The play is usually reserved for when a team is behind and needs the ball back quickly to try to score again.
Last week, however, the Roughriders called for the play a little earlier than it’s traditionally done – with a little more than five minutes left against the Eskimos.
Perhaps they wouldn’t have called for it at all, if it weren’t for the faith they had in kicker Tyler Crapigna.
“You can have all sorts of fancy schemes and ways to outnumber teams, but if you don’t have a kicker who is skilled in doing that touch kick, you’re kind of in trouble,” explained special teams coordinator Craig Dickenson.
So if the first step to a successful onside kick is having a kicker that can do one, the Riders have checked that box.
The next thing is to make sure the kicker hits it the right distance and at the right angle. CFL rules require the ball to travel 10 yards before the kicking team can receive the ball.
“I figure you’re aiming for about the 13 to 15 yard line,” Crapigna said after a day where it had been practiced several times.
Crapigna said he lines up like he does to kick a field goal, but then uses less power. He also aims to put some height on it.
“Most of these guys are pretty fast in this league, so it doesn’t really matter if you have too much height, but the more height the better to evade blocks and get down field,” he said.
The next thing to consider is all the people who can get their hands on the ball. They’re literally called the hands team. As long as the ball travels 10 yards, every player on the kicking and receiving team can try to nab it.
“You need certain guys that are kind of your pluggers, guys that can go in and cause disruption and then you need some guys that can go up and catch the ball,” Dickenson said.
With all of the hands team on the field, the kicking team could end up with the football in two ways: either one of their players catch the ball or one of their players was the last to handle the ball before it goes out. Last Friday, that’s where Jordan Reaves, the 6’4″ Canadian defensive back and former university basketball player, came in. His history in basketball might have made him the the most perfectly suited player to bat a ball out of bounds. Something he did while nursing a shoulder injury.
“He did a nice job of going up and getting it, he actually wanted to go up with two hands, he couldn’t get that second hand up so ended up just tapping it out of bounds,” Dickenson said.
And while it’s true that anything can happen in the moments after an onside kick is set in motion, it doesn’t mean that Dickenson is just holding his breath and hoping for the best. The coaches will only call it when they’re pretty sure they’ll be successful.
“The main thing is we want to execute the play the way we practiced it and if we do that then our chances are pretty high to get it. We won’t call it if we don’t feel like we have 75-80 per cent chance of pulling it off.”
A lot of that comes back to faith in the kicker, which suits Crapigna just fine.
“That’s kind of my job title, being that guy in the clutch situations, to get that field goal when we need it or get that onside kick when we need it,” he said.

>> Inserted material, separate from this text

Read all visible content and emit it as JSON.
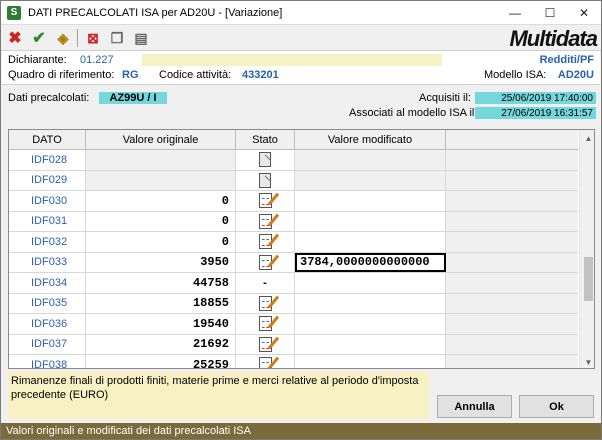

Dan Clark missed practice again on Thursday after leaving midway through practice on Wednesday. Head coach Chris Jones is trying out a few options at centre ahead of Saturday’s game.

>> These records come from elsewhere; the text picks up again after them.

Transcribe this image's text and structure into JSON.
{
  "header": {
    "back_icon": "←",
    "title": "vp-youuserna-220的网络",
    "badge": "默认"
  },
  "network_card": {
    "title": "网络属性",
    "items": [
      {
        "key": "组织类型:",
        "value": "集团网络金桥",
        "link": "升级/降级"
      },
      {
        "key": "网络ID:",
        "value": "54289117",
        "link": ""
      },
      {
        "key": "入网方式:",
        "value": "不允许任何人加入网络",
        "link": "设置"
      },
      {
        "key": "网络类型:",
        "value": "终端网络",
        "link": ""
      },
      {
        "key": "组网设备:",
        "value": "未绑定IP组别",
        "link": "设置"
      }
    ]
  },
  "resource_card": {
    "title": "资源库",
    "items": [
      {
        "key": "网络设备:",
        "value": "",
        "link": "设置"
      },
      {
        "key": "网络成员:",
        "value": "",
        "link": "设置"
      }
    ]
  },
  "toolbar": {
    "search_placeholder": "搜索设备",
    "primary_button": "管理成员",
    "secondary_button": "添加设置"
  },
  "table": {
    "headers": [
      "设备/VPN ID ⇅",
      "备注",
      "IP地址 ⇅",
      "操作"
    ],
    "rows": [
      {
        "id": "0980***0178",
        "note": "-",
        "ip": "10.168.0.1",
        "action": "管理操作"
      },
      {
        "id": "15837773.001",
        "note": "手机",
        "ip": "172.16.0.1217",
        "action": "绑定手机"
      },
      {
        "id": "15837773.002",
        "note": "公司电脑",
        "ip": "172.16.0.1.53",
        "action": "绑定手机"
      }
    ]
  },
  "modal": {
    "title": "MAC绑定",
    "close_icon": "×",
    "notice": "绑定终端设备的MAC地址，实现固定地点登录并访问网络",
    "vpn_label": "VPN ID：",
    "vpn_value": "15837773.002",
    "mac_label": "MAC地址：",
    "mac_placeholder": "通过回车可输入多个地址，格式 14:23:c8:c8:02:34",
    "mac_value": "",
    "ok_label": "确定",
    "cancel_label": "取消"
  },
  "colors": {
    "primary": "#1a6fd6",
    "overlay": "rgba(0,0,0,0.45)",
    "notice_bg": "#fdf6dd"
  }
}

The Roughrider offensive line has allowed just one sack in two games, Jones credits both Darian Durant’s reads and execution by the offence for the success, but he expects B.C. to be a bit more of a challenge. “B.C.’s got a great front … so we’ll have our hands full I’m sure.”

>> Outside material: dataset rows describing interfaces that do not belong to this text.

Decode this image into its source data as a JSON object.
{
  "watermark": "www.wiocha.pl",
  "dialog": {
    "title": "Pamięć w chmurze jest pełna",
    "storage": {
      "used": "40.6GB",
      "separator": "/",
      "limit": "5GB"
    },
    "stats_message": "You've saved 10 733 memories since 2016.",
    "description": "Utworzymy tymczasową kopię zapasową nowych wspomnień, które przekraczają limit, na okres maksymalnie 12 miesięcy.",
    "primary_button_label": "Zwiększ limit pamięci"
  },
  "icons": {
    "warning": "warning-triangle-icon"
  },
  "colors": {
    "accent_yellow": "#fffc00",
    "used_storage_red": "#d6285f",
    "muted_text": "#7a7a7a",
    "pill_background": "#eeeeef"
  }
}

The Roughriders will do their walk through at 10:15 a.m. Friday. Game time is at 5 p.m. on Saturday.